‘Mogadishu,’ subtle mix of inter-Korean relationship, dynamic action

July 23, 2021

 In the late 1980s, Africa was a big diplomatic battleground between South and North Korea.

While the world was divided into two groups of capitalism and communism, the African continent with about 50 nations, known as the third world, was considered to have the casting vote at a United Nations General Assembly.

The upcoming local action movie “Escape from Mogadishu,” based on a true story, is set in the African country of Somalia at the end of 1990, when the two Koreas were competing for membership in the United Nations.

There, diplomats from the two Koreas make desperate efforts to ask the Somali government to vote for their own countries on a possible General Assembly ballot for new members.

This image provided by Lotte Entertainment shows a scene from "Escape from Mogadishu." (PHOTO NOT FOR SALE) (Yonhap)
This image provided by Lotte Entertainment shows a scene from "Escape from Mogadishu." (PHOTO NOT FOR SALE) (Yonhap)
This image provided by Lotte Entertainment shows a scene from "Escape from Mogadishu." (PHOTO NOT FOR SALE) (Yonhap)
This image provided by Lotte Entertainment shows a poster of "Escape from Mogadishu." (PHOTO NOT FOR SALE) (Yonhap)

This image provided by Lotte Entertainment shows a scene from “Escape from Mogadishu.” (PHOTO NOT FOR SALE) (Yonhap)

South Korean Ambassador Han Shin-sung (Kim Yun-seok) is in high spirits on his way to a long-awaited meeting with the Somali president. He anticipates a promotion after returning to Seoul as he is confident of winning Somalia over South Korea’s side and help his country join the UN.

But his dream is shattered by a sudden armed robbery attack. His request to meet the president is refused because he arrives at the presidential office too late.

At that time, he catches a glimpse of North Korean Ambassador Lim Yong-su (Huh Joon-ho), who is talking with the Somali president. North Korea, which has maintained close relationships with Africa for decades, is always ahead of its South rival thanks to its superior intelligent network.

With the cat-and-mouse diplomatic competition between the two sides escalating further, the fate of the Somali government becomes unclear as a rebellion breaks out in the capital city and the entire communications network is cut off.

While rioters attack the North Korea Embassy in protest against the Somali government, Lim abandons his mission and asks for help in the state of emergency to the South Korean Embassy, which is guarded by armed police, as a last resort.

Upon advice by spy agent Kang Dae-jin (Jo In-sung) to persuade the stranded North Koreans to defect to the South, Han reluctantly accepts the North Korean people and lets them stay together at the mission.

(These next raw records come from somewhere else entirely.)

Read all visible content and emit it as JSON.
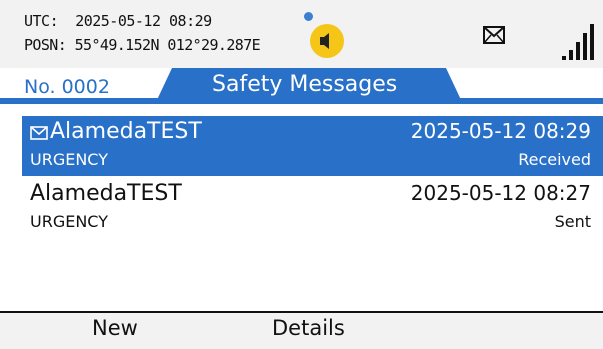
{
  "status_bar": {
    "utc_label": "UTC:",
    "utc_value": "2025-05-12 08:29",
    "posn_label": "POSN:",
    "posn_value": "55°49.152N 012°29.287E",
    "icons": [
      "alert-dot",
      "speaker-alarm-icon",
      "envelope-icon",
      "signal-strength-icon"
    ],
    "alarm_color": "#f5c518",
    "dot_color": "#3a7fd0"
  },
  "tabs": {
    "number_label": "No. 0002",
    "active_label": "Safety Messages",
    "accent_color": "#2870c8"
  },
  "messages": [
    {
      "sender": "AlamedaTEST",
      "priority": "URGENCY",
      "datetime": "2025-05-12 08:29",
      "status": "Received",
      "selected": true,
      "icon": "envelope-icon"
    },
    {
      "sender": "AlamedaTEST",
      "priority": "URGENCY",
      "datetime": "2025-05-12 08:27",
      "status": "Sent",
      "selected": false
    }
  ],
  "softkeys": {
    "left": "New",
    "middle": "Details"
  }
}
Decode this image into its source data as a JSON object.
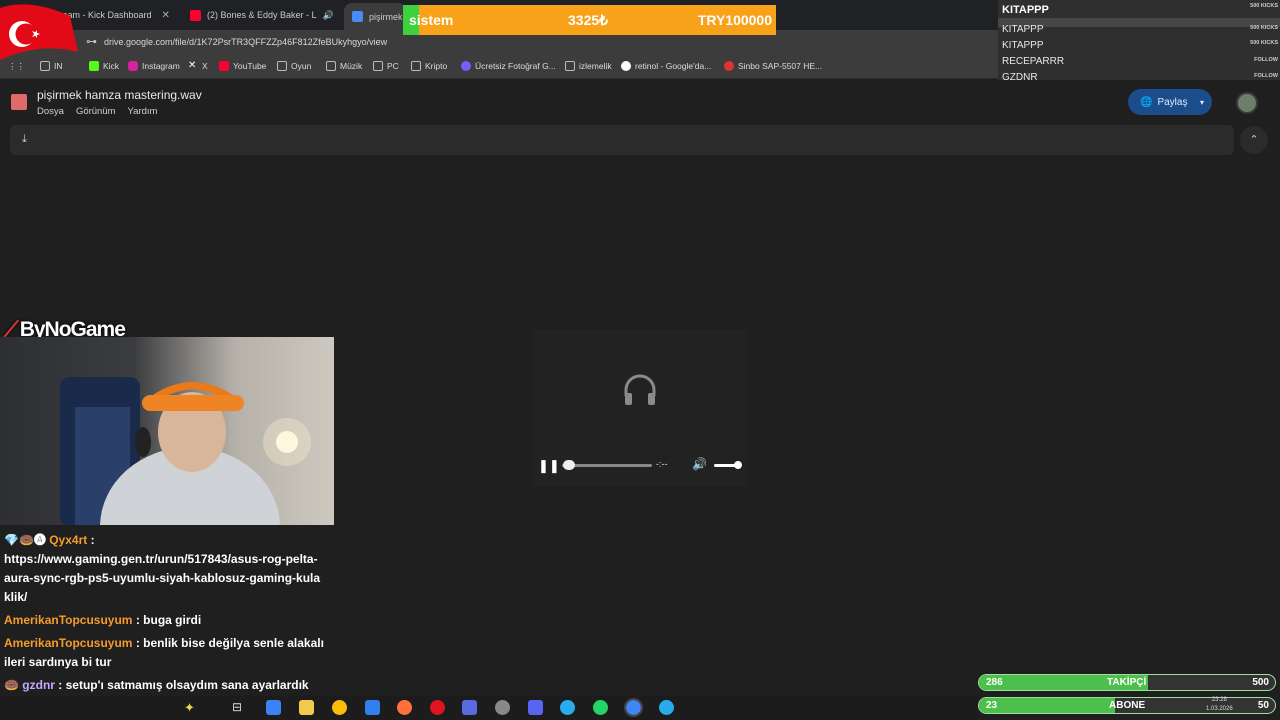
{
  "browser": {
    "tabs": [
      {
        "label": "Stream - Kick Dashboard",
        "color": "#53fc18"
      },
      {
        "label": "(2) Bones & Eddy Baker - L",
        "color": "#ff0033"
      },
      {
        "label": "pişirmek h",
        "color": "#4a8af4"
      }
    ],
    "url": "drive.google.com/file/d/1K72PsrTR3QFFZZp46F812ZfeBUkyhgyo/view",
    "bookmarks": [
      "IN",
      "Kick",
      "Instagram",
      "X",
      "YouTube",
      "Oyun",
      "Müzik",
      "PC",
      "Kripto",
      "Ücretsiz Fotoğraf G...",
      "izlemelik",
      "retinol - Google'da...",
      "Sinbo SAP-5507 HE..."
    ]
  },
  "overlay": {
    "donation_name": "sistem",
    "donation_amount": "3325₺",
    "donation_goal": "TRY100000",
    "panel_title": "KITAPPP",
    "panel_top_right": "500 KICKS",
    "panel_rows": [
      {
        "name": "KITAPPP",
        "right": "500 KICKS"
      },
      {
        "name": "KITAPPP",
        "right": "500 KICKS"
      },
      {
        "name": "RECEPARRR",
        "right": "FOLLOW"
      },
      {
        "name": "GZDNR",
        "right": "FOLLOW"
      }
    ],
    "brand": "ByNoGame",
    "followers": {
      "current": "286",
      "label": "TAKİPÇİ",
      "goal": "500",
      "progress": 0.572
    },
    "subs": {
      "current": "23",
      "label": "ABONE",
      "goal": "50",
      "progress": 0.46
    }
  },
  "drive": {
    "file_name": "pişirmek hamza mastering.wav",
    "menus": [
      "Dosya",
      "Görünüm",
      "Yardım"
    ],
    "share_label": "Paylaş"
  },
  "player": {
    "time": "-:--",
    "progress": 0.0
  },
  "chat": [
    {
      "user": "Qyx4rt",
      "text": ":",
      "extra": "https://www.gaming.gen.tr/urun/517843/asus-rog-pelta-aura-sync-rgb-ps5-uyumlu-siyah-kablosuz-gaming-kulaklik/"
    },
    {
      "user": "AmerikanTopcusuyum",
      "text": ": buga girdi",
      "extra": ""
    },
    {
      "user": "AmerikanTopcusuyum",
      "text": ": benlik bise değilya senle alakalı ileri sardınya bi tur",
      "extra": ""
    },
    {
      "user": "gzdnr",
      "text": ": setup'ı satmamış olsaydım sana ayarlardık kvşsjgsşgkel",
      "extra": ""
    }
  ],
  "taskbar": {
    "time": "23:28",
    "date": "1.03.2026"
  },
  "colors": {
    "accent": "#1a4d8a",
    "donation": "#f8a21a",
    "progress_green": "#4cbf4c"
  }
}
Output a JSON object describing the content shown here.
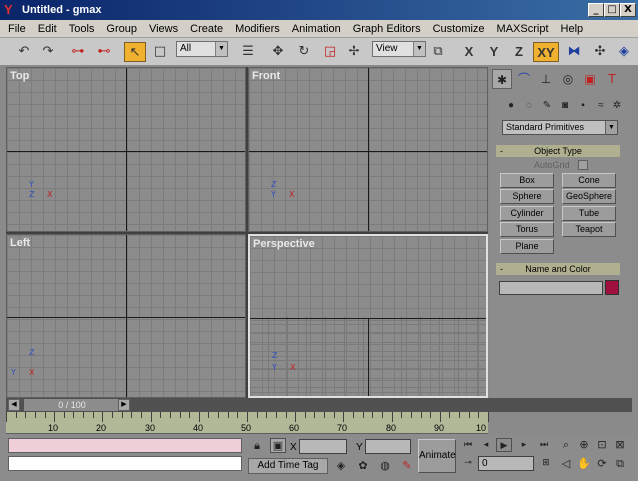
{
  "window": {
    "title": "Untitled - gmax",
    "app_icon": "gmax-logo",
    "minimize": "_",
    "maximize": "□",
    "close": "X"
  },
  "menu": [
    "File",
    "Edit",
    "Tools",
    "Group",
    "Views",
    "Create",
    "Modifiers",
    "Animation",
    "Graph Editors",
    "Customize",
    "MAXScript",
    "Help"
  ],
  "toolbar": {
    "selection_filter": "All",
    "reference_coord": "View",
    "axis": [
      "X",
      "Y",
      "Z",
      "XY"
    ],
    "active_axis": "XY",
    "icons": [
      "undo-icon",
      "redo-icon",
      "link-icon",
      "unlink-icon",
      "select-icon",
      "rect-region-icon",
      "select-by-name-icon",
      "move-icon",
      "rotate-icon",
      "scale-icon",
      "snap-icon",
      "named-selection-icon",
      "mirror-icon",
      "align-icon",
      "array-icon"
    ]
  },
  "viewports": {
    "top": "Top",
    "front": "Front",
    "left": "Left",
    "perspective": "Perspective",
    "active": "Perspective"
  },
  "command_panel": {
    "tabs": [
      "create-icon",
      "modify-icon",
      "hierarchy-icon",
      "motion-icon",
      "display-icon",
      "utilities-icon"
    ],
    "active_tab": "create-icon",
    "categories": [
      "geometry-icon",
      "shapes-icon",
      "lights-icon",
      "cameras-icon",
      "helpers-icon",
      "spacewarps-icon",
      "systems-icon"
    ],
    "dropdown": "Standard Primitives",
    "object_type": {
      "header": "Object Type",
      "autogrid": "AutoGrid",
      "buttons": [
        "Box",
        "Cone",
        "Sphere",
        "GeoSphere",
        "Cylinder",
        "Tube",
        "Torus",
        "Teapot",
        "Plane"
      ]
    },
    "name_color": {
      "header": "Name and Color",
      "color": "#a0103c"
    }
  },
  "timeline": {
    "frame_counter": "0 / 100",
    "ruler_labels": [
      "10",
      "20",
      "30",
      "40",
      "50",
      "60",
      "70",
      "80",
      "90",
      "10"
    ]
  },
  "status": {
    "x_label": "X",
    "y_label": "Y",
    "add_time_tag": "Add Time Tag",
    "animate": "Animate",
    "current_frame": "0"
  }
}
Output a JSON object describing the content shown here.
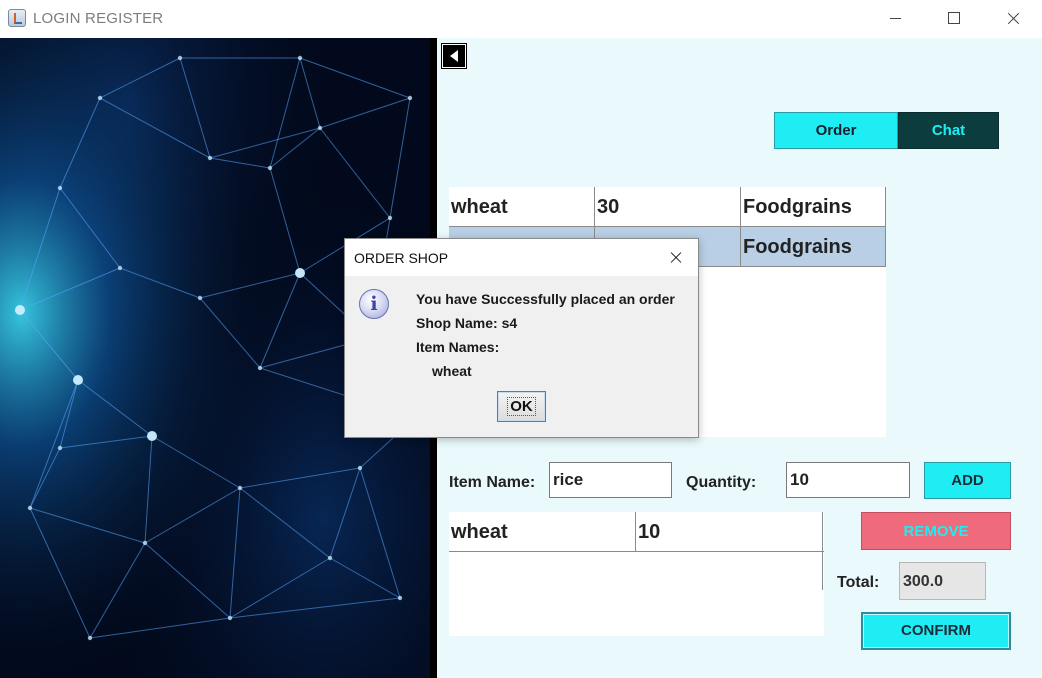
{
  "window": {
    "title": "LOGIN REGISTER"
  },
  "nav": {
    "order_tab": "Order",
    "chat_tab": "Chat"
  },
  "items_table": {
    "rows": [
      [
        "wheat",
        "30",
        "Foodgrains"
      ],
      [
        "",
        "",
        "Foodgrains"
      ]
    ]
  },
  "form": {
    "item_name_label": "Item Name:",
    "item_name_value": "rice",
    "quantity_label": "Quantity:",
    "quantity_value": "10",
    "add_label": "ADD"
  },
  "cart": {
    "rows": [
      [
        "wheat",
        "10"
      ]
    ]
  },
  "actions": {
    "remove_label": "REMOVE",
    "total_label": "Total:",
    "total_value": "300.0",
    "confirm_label": "CONFIRM"
  },
  "dialog": {
    "title": "ORDER SHOP",
    "line1": "You have Successfully placed an order",
    "line2": "Shop Name: s4",
    "line3": "Item Names:",
    "line4": "wheat",
    "ok_label": "OK"
  },
  "icons": {
    "app": "java-cup-icon",
    "back": "back-arrow-icon",
    "info": "info-icon"
  },
  "colors": {
    "accent_cyan": "#1eeef3",
    "chat_tab_bg": "#0d3c3e",
    "remove_bg": "#ef6a7a",
    "panel_bg": "#eaf9fc",
    "selected_row": "#b8cfe6"
  }
}
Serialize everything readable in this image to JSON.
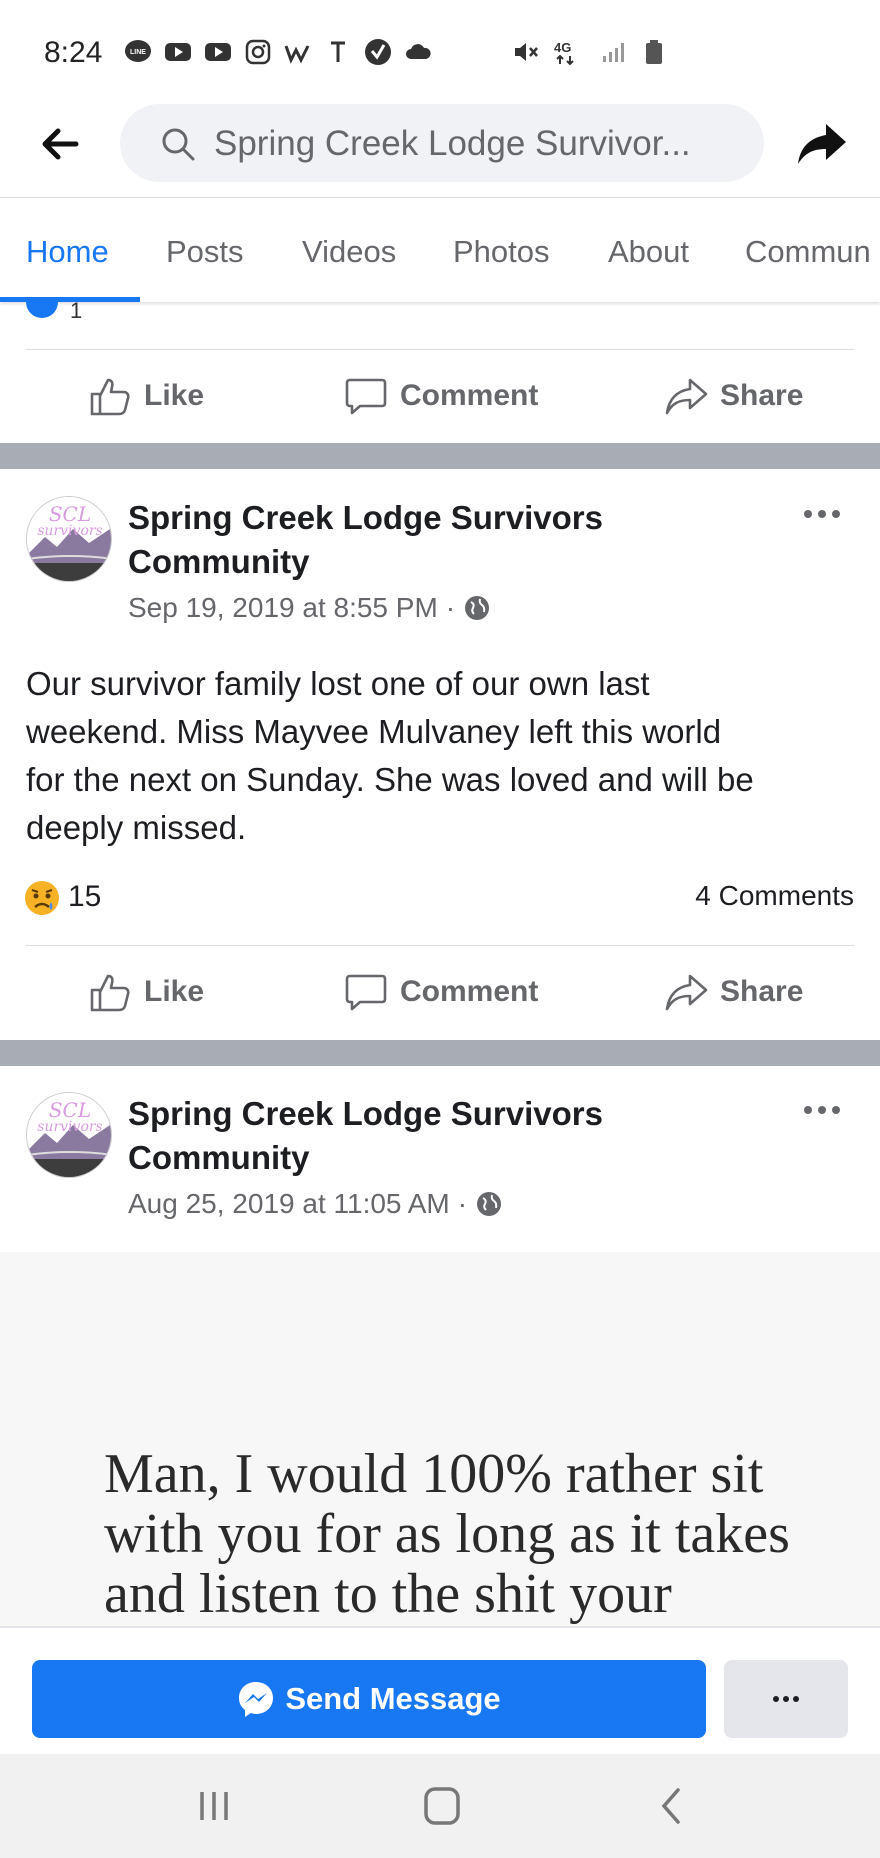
{
  "status_bar": {
    "time": "8:24",
    "line_label": "LINE",
    "network_label": "4G",
    "left_icons": [
      "line-icon",
      "youtube-icon",
      "youtube-icon",
      "instagram-icon",
      "w-icon",
      "t-icon",
      "check-icon",
      "cloud-icon"
    ],
    "right_icons": [
      "mute-icon",
      "network-icon",
      "signal-icon",
      "battery-icon"
    ]
  },
  "header": {
    "search_text": "Spring Creek Lodge Survivor..."
  },
  "tabs": [
    {
      "label": "Home",
      "active": true
    },
    {
      "label": "Posts"
    },
    {
      "label": "Videos"
    },
    {
      "label": "Photos"
    },
    {
      "label": "About"
    },
    {
      "label": "Commun"
    }
  ],
  "partial_post": {
    "reaction_count": "1",
    "actions": {
      "like": "Like",
      "comment": "Comment",
      "share": "Share"
    }
  },
  "posts": [
    {
      "avatar_text": {
        "top": "SCL",
        "bottom": "survivors"
      },
      "author_line1": "Spring Creek Lodge Survivors",
      "author_line2": "Community",
      "timestamp": "Sep 19, 2019 at 8:55 PM",
      "separator": "·",
      "text_lines": [
        "Our survivor family lost one of our own last",
        "weekend. Miss Mayvee Mulvaney left this world",
        "for the next on Sunday. She was loved and will be",
        "deeply missed."
      ],
      "reaction_emoji": "sad-emoji",
      "reaction_count": "15",
      "comments": "4 Comments",
      "actions": {
        "like": "Like",
        "comment": "Comment",
        "share": "Share"
      }
    },
    {
      "avatar_text": {
        "top": "SCL",
        "bottom": "survivors"
      },
      "author_line1": "Spring Creek Lodge Survivors",
      "author_line2": "Community",
      "timestamp": "Aug 25, 2019 at 11:05 AM",
      "separator": "·",
      "image_quote_lines": [
        "Man, I would 100% rather sit",
        "with you for as long as it takes",
        "and listen to the shit your"
      ]
    }
  ],
  "message_bar": {
    "send_label": "Send Message",
    "more_label": "···"
  },
  "colors": {
    "accent": "#1877f2",
    "gap": "#a7adb3",
    "muted_text": "#65676b"
  }
}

Their unexpectedly sudden co-habitation is not as nice and simple as occasional quarrels and fights break out between officials from both sides.

But they have to end their altercations as the Somali police leave the South Korean mission, which is now exposed to the armed insurgents and falls into grave danger.

From this point on, South and North Korean people forget their nationality and ideology, and think of the same goal: run for their life and get to the Italian Embassy, where they can catch a rescue plane.

The climax of “Mogadishu” starts here as four cars bulletproofed with books and sandbags fly down the war-torn streets of Mogadishu under a storm of bullets.

The deafening sound of heavy-caliber gunfire, car crashes and tire skids echoing throughout the downtown creates a tense and violent atmosphere as if life and death of the two Koreas is at stake there.

Director Ryoo Seung-wan, who gained popularity for his kinetic and intense action films like “The Unjust” (2010) and “The Berlin File” (2013), exerts his ability again to build up emotional tensions among characters and feature dynamic action scenes in 121 minutes.

The ensemble of the cast led by veteran actors Kim Yun-seok and Huh Joon-ho helps the story look more realistic, as their humorous dialogues does not seem awkward in the life-or-death situation and in the tragedy of the civil war.

The unexpected cooperation between South and North Koreans in a third country might be a corny and formulaic plot often seen in many Korean movies.

But director Ryoo does not fall into the melodramatic conclusion where the protagonists become close friends but have to say a tearful goodbye in the end. He keeps a moderate distance from an emotional approach to the inter-Korean relationships.

“Escape from Mogadishu” will hit local screens Wednesday, with special versions like IMAX and 4-D also available.